Businessman Leon “Bigger Bigs” Samuel is slated to appear before the Georgetown Magistrate court on Monday to answer two counts of obstructing surveyors conducting a public survey.
Samuel, 53, was arrested at Rabacca on Friday, where the state is surveying lands near Samuel’s property in the area.
The businessman, who has been in a decade-long battle with the government over mining on lands he owns in Rabacca, is accusing the government of attempting to relieve him of lands he legally owns.
The dispute may have arisen as a result of the principle of accretion, which could see the size of lands one owns increase or decrease depending on the shift of watercourse running through or near it.
The dispute also includes farmers using Samuel’s property as a thoroughfare to access farmlands north of the area.
Samuel recently placed a 40-foot container across the road at the border of his property after the gate that he re-erected was removed.
On Friday, he was arrested and charged with one count each of disrupting Alrick Williams of Cane Garden and Garnet James of Diamond, surveyors employed by the Government of St. Vincent and the Grenadines in the due execution of their duty while conducting a public survey.
At a Feb. 20 press conference, Prime Minister Ralph Gonsalves was asked to comment on the on-going impasse at Rabacca.
“Mr. Samuel has property rights, the people in the community will have what you may call customary rights, where they have been traversing somewhere. The state will have lands bounded, the other people would have lands bounded and the state got involved in it with a mining issue because the professionals said that the manner in which Mr. Samuel – they advised that the manner in which Mr. Samuel was mining was not environmentally sound. That’s how the problem started.”
He was referring to the decision of his government in early 2011 to rescind Samuel’s licence to mine aggregate on the lands he owns at Rabacca.
Samuel has dismissed this decision as political victimisation for his support of the main opposition New Democratic party in the 2010 poll.

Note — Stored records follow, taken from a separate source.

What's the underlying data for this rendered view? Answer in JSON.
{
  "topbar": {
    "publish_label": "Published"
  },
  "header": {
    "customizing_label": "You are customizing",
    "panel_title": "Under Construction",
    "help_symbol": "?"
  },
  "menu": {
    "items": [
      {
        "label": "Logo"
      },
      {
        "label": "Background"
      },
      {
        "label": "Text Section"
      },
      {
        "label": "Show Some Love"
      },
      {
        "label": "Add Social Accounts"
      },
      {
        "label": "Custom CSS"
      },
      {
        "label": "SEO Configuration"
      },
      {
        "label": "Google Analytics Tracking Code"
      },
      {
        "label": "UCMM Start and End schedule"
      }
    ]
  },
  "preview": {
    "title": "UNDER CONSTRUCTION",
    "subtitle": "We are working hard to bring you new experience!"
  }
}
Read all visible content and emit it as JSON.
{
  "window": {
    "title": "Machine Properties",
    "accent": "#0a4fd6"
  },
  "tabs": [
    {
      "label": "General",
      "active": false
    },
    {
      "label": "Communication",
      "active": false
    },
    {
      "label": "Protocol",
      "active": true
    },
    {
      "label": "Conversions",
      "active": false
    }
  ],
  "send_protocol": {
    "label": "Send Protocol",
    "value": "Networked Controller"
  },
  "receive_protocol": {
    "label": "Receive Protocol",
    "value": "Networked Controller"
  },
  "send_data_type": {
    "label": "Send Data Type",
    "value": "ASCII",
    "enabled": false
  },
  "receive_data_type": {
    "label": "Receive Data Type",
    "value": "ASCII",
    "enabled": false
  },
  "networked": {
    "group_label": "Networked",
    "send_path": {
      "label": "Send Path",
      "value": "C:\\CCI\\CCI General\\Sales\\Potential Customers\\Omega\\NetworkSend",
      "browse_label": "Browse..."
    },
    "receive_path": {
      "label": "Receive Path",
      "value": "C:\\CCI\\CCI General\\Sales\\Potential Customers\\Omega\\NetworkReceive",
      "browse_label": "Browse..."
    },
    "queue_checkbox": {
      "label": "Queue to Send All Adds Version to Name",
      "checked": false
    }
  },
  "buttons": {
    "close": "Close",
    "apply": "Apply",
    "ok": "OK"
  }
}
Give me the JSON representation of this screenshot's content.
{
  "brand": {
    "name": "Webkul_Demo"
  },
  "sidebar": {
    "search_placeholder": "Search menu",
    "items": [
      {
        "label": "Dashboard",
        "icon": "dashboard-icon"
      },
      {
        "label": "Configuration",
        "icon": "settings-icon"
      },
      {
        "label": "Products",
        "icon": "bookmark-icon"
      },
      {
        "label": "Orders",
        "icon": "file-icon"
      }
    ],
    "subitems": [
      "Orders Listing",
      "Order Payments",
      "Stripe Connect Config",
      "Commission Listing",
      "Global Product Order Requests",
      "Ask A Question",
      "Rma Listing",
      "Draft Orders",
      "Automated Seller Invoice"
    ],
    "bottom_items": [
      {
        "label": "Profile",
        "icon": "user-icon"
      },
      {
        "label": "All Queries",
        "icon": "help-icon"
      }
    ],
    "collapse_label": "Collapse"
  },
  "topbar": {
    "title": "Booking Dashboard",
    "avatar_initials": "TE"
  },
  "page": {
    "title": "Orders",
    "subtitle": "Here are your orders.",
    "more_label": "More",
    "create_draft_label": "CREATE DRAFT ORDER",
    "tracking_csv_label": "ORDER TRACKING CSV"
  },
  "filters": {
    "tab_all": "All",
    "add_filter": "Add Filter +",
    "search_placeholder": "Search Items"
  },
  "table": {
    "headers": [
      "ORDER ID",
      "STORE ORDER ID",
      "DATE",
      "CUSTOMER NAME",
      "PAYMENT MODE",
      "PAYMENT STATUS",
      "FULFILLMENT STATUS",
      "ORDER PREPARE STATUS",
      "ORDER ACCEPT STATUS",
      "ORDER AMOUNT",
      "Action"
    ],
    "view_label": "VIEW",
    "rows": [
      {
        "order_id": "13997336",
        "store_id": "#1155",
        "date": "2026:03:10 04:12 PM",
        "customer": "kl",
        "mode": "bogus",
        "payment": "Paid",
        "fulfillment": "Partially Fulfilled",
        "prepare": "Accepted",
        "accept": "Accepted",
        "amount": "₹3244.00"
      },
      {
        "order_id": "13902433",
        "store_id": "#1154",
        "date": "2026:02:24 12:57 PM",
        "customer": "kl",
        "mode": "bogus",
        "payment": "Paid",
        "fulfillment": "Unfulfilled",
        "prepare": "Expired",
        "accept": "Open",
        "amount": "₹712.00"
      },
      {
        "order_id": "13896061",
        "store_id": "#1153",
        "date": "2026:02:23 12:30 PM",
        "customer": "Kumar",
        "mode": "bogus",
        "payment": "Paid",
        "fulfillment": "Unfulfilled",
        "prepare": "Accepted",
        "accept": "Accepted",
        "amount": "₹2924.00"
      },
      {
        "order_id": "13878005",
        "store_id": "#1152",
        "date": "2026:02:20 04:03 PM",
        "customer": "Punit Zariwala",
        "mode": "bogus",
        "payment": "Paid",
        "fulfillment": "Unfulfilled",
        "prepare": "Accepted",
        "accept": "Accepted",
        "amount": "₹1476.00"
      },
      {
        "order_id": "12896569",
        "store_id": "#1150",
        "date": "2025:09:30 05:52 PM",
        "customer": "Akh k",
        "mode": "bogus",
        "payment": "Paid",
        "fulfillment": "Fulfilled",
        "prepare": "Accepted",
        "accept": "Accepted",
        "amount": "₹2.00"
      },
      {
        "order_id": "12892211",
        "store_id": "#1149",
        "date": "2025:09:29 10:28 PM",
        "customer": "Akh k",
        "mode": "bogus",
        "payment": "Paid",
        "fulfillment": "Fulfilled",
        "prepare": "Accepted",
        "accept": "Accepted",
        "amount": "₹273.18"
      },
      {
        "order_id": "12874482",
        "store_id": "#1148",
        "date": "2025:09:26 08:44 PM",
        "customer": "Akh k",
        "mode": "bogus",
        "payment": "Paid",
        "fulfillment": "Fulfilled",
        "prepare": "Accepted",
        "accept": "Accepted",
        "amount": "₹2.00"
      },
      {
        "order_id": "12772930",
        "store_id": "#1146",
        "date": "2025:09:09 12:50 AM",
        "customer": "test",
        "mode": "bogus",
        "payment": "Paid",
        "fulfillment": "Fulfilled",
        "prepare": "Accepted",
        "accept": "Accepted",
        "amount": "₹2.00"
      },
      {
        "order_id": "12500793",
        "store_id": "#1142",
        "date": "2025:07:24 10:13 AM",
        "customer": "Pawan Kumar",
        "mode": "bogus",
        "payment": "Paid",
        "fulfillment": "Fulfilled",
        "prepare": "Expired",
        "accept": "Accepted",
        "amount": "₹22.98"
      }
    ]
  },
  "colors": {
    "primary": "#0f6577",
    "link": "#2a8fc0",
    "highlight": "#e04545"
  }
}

The prime minister said there is a survey to be done under the superintendence of the Chief Surveyor’s Office and the relevant notice has been issued, the attorney general has given advice on it, and Samuel, through his lawyer, has countered with something else.
Gonsalves said the attorney general was advising further.
“And these matters will come, in the normal course of things to their finality.”
Gonsalves said that the state administration had offered to have discussion with Samuel.
He, however, said that the businessman had said he wanted the prime minister to be at meeting.
Gonsalves said that the matter is a technical one to be dealt with by the relevant officials.
“But I understand that a matter which has emerged subsequently, they need to have a survey and that is what is being dealt with. But I am absolutely sure that the public officials are prepared to have dialogue with Mr. Samuel or his representatives. But, as to me, I don’t have to business to talk to Bigger Bigs about it.
“Bigger Bigs can try to make it a political issue as much as he wants. This, to me, never was, and never is, a political issue.“
The prime minister said that he believes in having things discussed and settled, but he doesn’t have to be involved in it.
“It is fundamentally a technical question. It is not a political question. It is not a policy question. It’s a technical issue and the persons you have, we have Surveys Department, we have Physical Planning, and we have the attorney general.”
“… What’s it going to do? Every citizen that has some issue with an arm of the state, that I must interpose myself into that? That’s not sensible organised governance.”
Gonsalves said that if the issues were “political” and “bogus”, Samuel has “a battery of lawyers”, why doesn’t he go to court and have the court pronounce on it.
“The farmers up there, they hear what Bigger Bigs saying and they hear what NDP saying in support of Bigger Bigs. Lock out the farmers. Lock them out,” Gonsalves said.